_Required action_
Filter the records below and copy every line containing the word "hint".

[Dataset records]
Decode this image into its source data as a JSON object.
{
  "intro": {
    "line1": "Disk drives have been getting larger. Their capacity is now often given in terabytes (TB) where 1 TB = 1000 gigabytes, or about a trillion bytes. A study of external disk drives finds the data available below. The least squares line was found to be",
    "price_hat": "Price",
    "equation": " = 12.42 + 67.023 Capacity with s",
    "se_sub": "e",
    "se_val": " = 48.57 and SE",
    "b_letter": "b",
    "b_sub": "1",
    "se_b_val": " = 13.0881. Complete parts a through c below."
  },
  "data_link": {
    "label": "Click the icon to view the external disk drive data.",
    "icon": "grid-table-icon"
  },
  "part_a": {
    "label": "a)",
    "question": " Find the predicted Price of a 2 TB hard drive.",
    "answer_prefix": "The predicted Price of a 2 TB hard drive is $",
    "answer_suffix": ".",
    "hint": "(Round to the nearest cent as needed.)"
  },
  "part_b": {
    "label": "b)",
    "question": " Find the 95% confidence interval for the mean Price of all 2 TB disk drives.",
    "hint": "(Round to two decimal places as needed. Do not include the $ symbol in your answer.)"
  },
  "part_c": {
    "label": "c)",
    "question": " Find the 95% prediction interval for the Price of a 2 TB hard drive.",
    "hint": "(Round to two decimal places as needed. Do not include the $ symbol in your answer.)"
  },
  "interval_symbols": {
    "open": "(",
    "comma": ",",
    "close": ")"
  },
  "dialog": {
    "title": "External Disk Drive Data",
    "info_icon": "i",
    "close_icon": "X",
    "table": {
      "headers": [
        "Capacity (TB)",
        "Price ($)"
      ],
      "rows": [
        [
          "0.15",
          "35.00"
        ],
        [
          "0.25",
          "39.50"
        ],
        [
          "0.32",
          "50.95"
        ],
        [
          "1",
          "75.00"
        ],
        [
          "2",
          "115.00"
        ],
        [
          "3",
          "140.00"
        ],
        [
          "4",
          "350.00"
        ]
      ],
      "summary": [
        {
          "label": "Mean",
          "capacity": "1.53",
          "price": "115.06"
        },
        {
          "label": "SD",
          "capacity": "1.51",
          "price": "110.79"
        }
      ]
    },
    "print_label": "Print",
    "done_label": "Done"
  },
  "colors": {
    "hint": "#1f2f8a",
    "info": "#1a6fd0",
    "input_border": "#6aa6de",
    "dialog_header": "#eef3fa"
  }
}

_Task solution_
    "hint": "(Round to the nearest cent as needed.)"
    "hint": "(Round to two decimal places as needed. Do not include the $ symbol in your answer.)"
    "hint": "(Round to two decimal places as needed. Do not include the $ symbol in your answer.)"
    "hint": "#1f2f8a",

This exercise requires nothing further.